  • date: 2006-03-13T00:00:00 docs: url: http://www.europarl.europa.eu/sides/getDoc.do?type=REPORT&mode=XML&reference=A6-2006-47&language=EN type: Committee report tabled for plenary, single reading title: A6-0047/2006 body: EP type: Committee report tabled for plenary, single reading
  • date: 2006-04-26T00:00:00 docs: url: http://www.europarl.europa.eu/sides/getDoc.do?secondRef=TOC&language=EN&reference=20060426&type=CRE type: Debate in Parliament title: Debate in Parliament body: EP type: Debate in Parliament
  • date: 2006-04-27T00:00:00 docs: url: http://www.europarl.europa.eu/oeil/popups/sda.do?id=4593&l=en type: Results of vote in Parliament title: Results of vote in Parliament url: http://www.europarl.europa.eu/sides/getDoc.do?type=TA&language=EN&reference=P6-TA-2006-155 type: Decision by Parliament, 1st reading/single reading title: T6-0155/2006 body: EP type: Results of vote in Parliament
committees
  • body: EP responsible: True committee: AFET date: 2005-10-19T00:00:00 committee_full: Foreign Affairs rapporteur: group: PPE-DE name: SALAFRANCA SÁNCHEZ-NEYRA José Ignacio
  • body: EP responsible: False committee: DEVE date: 2006-01-25T00:00:00 committee_full: Development rapporteur: group: PSE name: MARTÍNEZ MARTÍNEZ Miguel Angel

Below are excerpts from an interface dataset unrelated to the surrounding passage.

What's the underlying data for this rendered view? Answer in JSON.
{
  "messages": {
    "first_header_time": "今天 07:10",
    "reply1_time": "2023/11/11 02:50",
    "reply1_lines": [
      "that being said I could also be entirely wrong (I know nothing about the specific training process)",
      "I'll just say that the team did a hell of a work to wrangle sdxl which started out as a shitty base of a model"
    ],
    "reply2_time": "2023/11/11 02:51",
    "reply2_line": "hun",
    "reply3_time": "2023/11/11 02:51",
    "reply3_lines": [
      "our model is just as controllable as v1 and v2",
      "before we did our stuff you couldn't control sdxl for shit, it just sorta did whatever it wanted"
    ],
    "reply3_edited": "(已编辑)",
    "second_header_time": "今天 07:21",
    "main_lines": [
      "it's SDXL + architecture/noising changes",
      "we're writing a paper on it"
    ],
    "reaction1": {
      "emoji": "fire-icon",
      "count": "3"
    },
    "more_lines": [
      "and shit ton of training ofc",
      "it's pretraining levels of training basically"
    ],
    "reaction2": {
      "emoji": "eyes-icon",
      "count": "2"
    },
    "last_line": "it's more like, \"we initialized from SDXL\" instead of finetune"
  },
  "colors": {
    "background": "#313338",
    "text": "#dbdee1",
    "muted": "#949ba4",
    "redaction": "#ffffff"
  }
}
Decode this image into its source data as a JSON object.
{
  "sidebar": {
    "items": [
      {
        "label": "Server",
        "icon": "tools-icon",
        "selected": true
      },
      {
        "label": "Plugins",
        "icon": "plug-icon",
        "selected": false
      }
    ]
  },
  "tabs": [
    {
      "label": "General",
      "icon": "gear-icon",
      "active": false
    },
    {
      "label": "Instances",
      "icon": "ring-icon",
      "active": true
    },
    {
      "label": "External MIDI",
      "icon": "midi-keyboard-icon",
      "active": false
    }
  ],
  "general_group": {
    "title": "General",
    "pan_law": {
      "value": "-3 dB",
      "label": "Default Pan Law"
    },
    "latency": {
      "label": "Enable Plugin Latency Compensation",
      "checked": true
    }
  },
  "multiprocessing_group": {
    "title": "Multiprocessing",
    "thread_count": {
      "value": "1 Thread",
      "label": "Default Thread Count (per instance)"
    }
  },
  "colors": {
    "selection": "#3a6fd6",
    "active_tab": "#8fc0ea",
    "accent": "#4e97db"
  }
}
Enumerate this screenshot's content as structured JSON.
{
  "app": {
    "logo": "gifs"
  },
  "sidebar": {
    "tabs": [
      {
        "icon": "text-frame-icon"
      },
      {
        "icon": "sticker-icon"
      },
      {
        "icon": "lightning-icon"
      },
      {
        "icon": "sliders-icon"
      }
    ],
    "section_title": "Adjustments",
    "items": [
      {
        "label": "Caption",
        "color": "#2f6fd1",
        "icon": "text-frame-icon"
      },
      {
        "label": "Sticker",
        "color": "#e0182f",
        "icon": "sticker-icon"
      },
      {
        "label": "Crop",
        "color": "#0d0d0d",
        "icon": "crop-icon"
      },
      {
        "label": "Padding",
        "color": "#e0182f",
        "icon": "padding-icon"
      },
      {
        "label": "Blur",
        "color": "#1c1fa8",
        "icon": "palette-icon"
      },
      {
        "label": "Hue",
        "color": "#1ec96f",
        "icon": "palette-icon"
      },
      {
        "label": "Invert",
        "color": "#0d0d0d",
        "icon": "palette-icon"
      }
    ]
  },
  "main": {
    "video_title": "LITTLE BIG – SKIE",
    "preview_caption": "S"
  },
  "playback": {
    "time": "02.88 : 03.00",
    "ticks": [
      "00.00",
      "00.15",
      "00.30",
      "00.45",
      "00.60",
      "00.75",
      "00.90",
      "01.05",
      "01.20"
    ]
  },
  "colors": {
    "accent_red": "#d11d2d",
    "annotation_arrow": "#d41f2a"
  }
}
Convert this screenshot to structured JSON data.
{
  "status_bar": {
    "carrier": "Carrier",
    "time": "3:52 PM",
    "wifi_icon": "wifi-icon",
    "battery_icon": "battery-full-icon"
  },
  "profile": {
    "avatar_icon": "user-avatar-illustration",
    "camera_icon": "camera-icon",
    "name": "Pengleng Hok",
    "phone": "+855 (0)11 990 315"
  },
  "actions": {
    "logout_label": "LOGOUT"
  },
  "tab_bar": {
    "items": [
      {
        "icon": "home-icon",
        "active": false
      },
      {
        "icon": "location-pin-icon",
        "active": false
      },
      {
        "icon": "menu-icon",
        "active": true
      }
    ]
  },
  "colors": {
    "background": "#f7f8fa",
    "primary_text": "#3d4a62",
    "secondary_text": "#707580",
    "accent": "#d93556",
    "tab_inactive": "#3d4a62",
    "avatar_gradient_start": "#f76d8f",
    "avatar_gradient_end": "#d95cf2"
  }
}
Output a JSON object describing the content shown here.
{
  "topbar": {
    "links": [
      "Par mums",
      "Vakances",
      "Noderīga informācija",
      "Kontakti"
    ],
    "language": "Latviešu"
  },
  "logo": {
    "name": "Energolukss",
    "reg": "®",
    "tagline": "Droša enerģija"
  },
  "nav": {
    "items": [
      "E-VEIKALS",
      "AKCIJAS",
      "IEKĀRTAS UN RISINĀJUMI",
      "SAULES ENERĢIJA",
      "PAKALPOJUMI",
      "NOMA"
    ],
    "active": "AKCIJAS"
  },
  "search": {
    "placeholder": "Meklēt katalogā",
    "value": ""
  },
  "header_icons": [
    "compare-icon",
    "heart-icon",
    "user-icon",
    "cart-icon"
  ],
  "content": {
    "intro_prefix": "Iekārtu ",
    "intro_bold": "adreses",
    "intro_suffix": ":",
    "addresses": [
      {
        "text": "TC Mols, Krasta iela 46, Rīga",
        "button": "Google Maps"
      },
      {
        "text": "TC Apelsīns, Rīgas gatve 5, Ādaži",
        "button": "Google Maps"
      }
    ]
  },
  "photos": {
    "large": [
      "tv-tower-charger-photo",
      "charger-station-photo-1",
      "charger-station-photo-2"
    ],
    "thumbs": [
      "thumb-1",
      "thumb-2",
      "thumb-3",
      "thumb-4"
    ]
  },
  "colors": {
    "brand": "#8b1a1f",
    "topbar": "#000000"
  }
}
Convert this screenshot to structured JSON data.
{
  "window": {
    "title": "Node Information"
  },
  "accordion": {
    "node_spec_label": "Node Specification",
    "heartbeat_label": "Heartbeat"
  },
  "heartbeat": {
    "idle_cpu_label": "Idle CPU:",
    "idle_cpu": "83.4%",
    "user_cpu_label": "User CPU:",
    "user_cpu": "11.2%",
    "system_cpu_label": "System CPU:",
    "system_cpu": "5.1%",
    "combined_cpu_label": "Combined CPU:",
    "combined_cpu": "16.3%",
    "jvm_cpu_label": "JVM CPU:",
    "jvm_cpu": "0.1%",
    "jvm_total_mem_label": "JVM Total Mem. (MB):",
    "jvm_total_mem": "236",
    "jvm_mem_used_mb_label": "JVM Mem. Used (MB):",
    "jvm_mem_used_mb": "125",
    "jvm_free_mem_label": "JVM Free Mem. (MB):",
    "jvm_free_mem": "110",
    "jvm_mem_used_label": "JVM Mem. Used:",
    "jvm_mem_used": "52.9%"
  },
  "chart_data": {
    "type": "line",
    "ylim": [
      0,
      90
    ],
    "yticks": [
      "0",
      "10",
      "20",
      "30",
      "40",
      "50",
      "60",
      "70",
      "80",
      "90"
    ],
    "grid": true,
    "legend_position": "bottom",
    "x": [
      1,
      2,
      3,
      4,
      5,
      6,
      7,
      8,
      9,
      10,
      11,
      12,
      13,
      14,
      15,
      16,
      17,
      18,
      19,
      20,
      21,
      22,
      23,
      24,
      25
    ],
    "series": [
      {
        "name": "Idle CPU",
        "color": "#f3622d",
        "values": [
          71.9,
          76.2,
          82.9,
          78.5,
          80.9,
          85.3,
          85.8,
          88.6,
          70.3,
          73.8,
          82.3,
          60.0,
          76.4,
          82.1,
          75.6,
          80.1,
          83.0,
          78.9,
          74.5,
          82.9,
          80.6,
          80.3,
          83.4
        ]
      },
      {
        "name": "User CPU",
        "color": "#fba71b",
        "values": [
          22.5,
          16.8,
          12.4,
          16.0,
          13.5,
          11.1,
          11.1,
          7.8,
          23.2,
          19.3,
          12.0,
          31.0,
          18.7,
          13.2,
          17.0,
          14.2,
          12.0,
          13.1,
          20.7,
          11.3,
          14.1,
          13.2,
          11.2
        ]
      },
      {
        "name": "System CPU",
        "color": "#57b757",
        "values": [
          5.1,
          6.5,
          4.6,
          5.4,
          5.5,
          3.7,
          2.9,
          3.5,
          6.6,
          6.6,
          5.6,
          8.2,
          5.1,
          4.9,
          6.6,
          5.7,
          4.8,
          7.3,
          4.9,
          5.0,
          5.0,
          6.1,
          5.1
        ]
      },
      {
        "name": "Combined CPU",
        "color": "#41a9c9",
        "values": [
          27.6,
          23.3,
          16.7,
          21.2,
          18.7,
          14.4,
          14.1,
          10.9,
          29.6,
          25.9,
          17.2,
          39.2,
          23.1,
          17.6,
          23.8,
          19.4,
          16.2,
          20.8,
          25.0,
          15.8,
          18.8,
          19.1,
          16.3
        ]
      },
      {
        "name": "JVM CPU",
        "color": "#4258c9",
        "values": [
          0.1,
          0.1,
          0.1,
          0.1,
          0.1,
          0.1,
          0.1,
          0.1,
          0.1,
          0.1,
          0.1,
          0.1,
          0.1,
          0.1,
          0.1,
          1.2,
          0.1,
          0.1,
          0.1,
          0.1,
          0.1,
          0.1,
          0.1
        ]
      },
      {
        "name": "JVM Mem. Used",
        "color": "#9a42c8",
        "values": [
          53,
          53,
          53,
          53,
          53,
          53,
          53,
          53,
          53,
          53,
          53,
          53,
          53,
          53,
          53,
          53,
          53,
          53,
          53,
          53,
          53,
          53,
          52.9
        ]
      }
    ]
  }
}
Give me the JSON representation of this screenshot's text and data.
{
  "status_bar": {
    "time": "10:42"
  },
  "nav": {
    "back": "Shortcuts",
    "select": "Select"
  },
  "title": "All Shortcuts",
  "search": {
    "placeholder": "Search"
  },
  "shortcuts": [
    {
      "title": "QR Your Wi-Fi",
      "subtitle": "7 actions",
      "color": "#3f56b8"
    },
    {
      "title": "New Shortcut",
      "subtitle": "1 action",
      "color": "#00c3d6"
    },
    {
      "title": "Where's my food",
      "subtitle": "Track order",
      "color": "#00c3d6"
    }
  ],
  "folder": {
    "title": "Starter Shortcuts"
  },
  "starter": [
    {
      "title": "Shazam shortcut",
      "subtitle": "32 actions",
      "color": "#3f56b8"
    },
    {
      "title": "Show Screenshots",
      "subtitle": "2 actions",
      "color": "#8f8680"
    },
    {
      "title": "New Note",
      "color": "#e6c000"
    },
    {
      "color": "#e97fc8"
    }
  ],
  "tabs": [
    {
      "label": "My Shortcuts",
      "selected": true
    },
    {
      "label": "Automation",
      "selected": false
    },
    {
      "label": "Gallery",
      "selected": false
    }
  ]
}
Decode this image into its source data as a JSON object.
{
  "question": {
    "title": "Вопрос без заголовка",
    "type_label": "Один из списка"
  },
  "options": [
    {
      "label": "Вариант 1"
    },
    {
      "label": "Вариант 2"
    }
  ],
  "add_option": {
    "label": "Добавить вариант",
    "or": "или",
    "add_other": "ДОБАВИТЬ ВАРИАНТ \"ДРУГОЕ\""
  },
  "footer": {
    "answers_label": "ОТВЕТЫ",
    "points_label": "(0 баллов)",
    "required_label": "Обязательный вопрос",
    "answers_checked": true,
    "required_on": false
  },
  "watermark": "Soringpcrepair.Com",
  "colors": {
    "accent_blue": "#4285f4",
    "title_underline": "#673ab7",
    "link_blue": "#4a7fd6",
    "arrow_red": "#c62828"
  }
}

  • body: EP responsible: False committee_full: International Trade committee: INTA
links
other
  • body: CSL type: Council Meeting council: Former Council configuration
  • body: EC dg: External Relations
procedure
dossier_of_the_committee
AFET/6/32401
reference
2005/2241(INI)
title
A stronger partnership between the European Union and Latin America
legal_basis
Rules of Procedure of the European Parliament EP 052
stage_reached
Procedure completed
subtype
Initiative
type
INI - Own-initiative procedure
subject
6.40.10 Relations with Latin America, Central America, Caribbean islands